1D.S. Vogt, 1K. Rammelkamp, 1S. Schröder, 1,2H.W. Hübers
Icarus (in Press) Link to Article [https://doi.org/10.1016/j.icarus.2017.12.006]
1Deutsches Zentrum für Luft- und Raumfahrt (DLR), Institute of Optical Sensor Systems, Berlin, Germany
2Humboldt-Universität zu Berlin, Department of Physics, Berlin, Germany

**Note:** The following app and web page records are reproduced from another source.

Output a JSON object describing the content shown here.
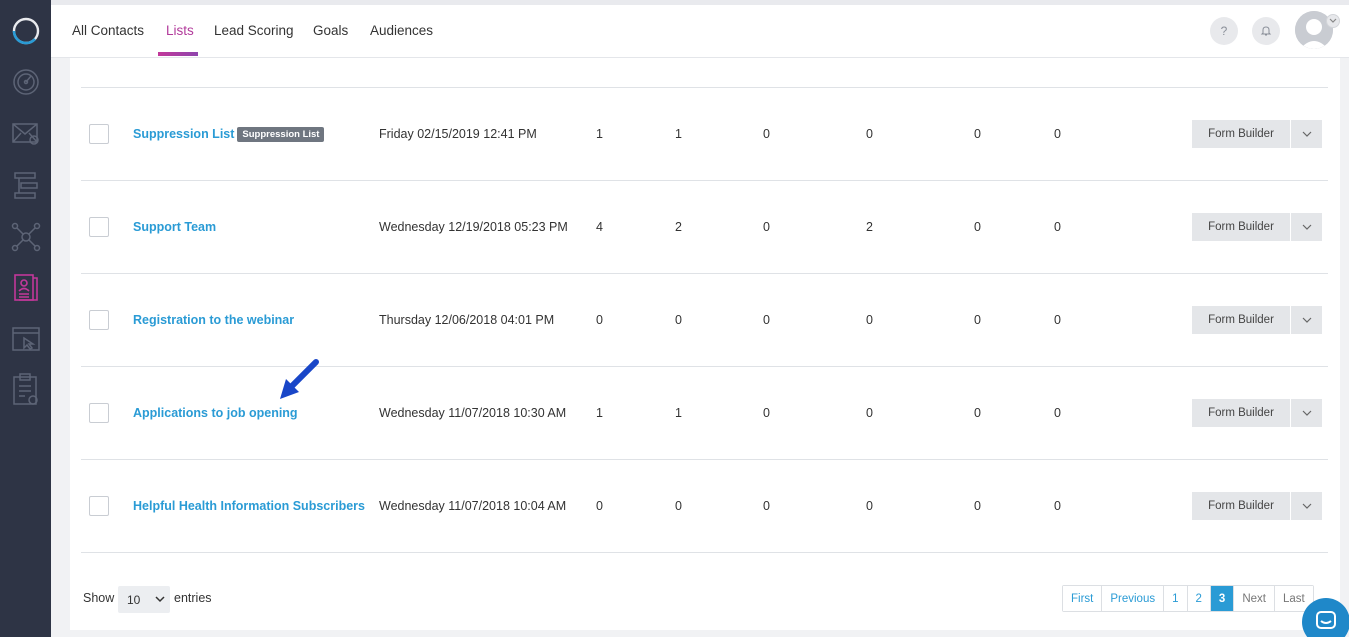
{
  "nav": {
    "tabs": [
      "All Contacts",
      "Lists",
      "Lead Scoring",
      "Goals",
      "Audiences"
    ],
    "active_tab": "Lists",
    "help_label": "?"
  },
  "sidebar": {
    "icons": [
      "logo-icon",
      "dashboard-icon",
      "email-icon",
      "automation-icon",
      "network-icon",
      "contacts-icon",
      "landing-page-icon",
      "forms-icon"
    ],
    "active_index": 5,
    "accent_color": "#c2389a"
  },
  "table": {
    "rows": [
      {
        "name": "Suppression List",
        "badge": "Suppression List",
        "date": "Friday 02/15/2019 12:41 PM",
        "values": [
          "1",
          "1",
          "0",
          "0",
          "0",
          "0"
        ]
      },
      {
        "name": "Support Team",
        "badge": "",
        "date": "Wednesday 12/19/2018 05:23 PM",
        "values": [
          "4",
          "2",
          "0",
          "2",
          "0",
          "0"
        ]
      },
      {
        "name": "Registration to the webinar",
        "badge": "",
        "date": "Thursday 12/06/2018 04:01 PM",
        "values": [
          "0",
          "0",
          "0",
          "0",
          "0",
          "0"
        ]
      },
      {
        "name": "Applications to job opening",
        "badge": "",
        "date": "Wednesday 11/07/2018 10:30 AM",
        "values": [
          "1",
          "1",
          "0",
          "0",
          "0",
          "0"
        ]
      },
      {
        "name": "Helpful Health Information Subscribers",
        "badge": "",
        "date": "Wednesday 11/07/2018 10:04 AM",
        "values": [
          "0",
          "0",
          "0",
          "0",
          "0",
          "0"
        ]
      }
    ],
    "action_label": "Form Builder"
  },
  "footer": {
    "show_label": "Show",
    "entries_value": "10",
    "entries_label": "entries",
    "pagination": [
      "First",
      "Previous",
      "1",
      "2",
      "3",
      "Next",
      "Last"
    ],
    "active_page": "3"
  },
  "colors": {
    "link": "#2a9bd5",
    "active_tab": "#b23a9b",
    "sidebar_bg": "#2e3445"
  }
}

The intensity of the molecular CaCl emission in LIBS spectra is examined in order to evaluate its suitability for the detection of chlorine in a Martian environment. Various mixtures resembling Martian targets with varying Cl content are investigated under simulated Martian conditions. The reactions leading to the formation of CaCl are modeled based on reaction kinetics and are used to fit the measured CaCl band intensities. MgCl bands are also investigated as potential alternatives to CaCl, but no MgCl bands can be identified in samples containing both Mg and Cl. The study confirms that CaCl is well suited for the indirect detection of chlorine, but finds a strong dependence on the concentrations of Ca and Cl in the sample. Spectra from samples with a high chlorine concentration can have low-intensity CaCl emission due to a deficiency of Ca. A qualitative estimate of the sample composition is possible based on the ratio of the band intensity of CaCl to the intensity of Ca emission lines. Time-resolved measurements show that the CaCl concentration in the plasma is highest after about 1 µs.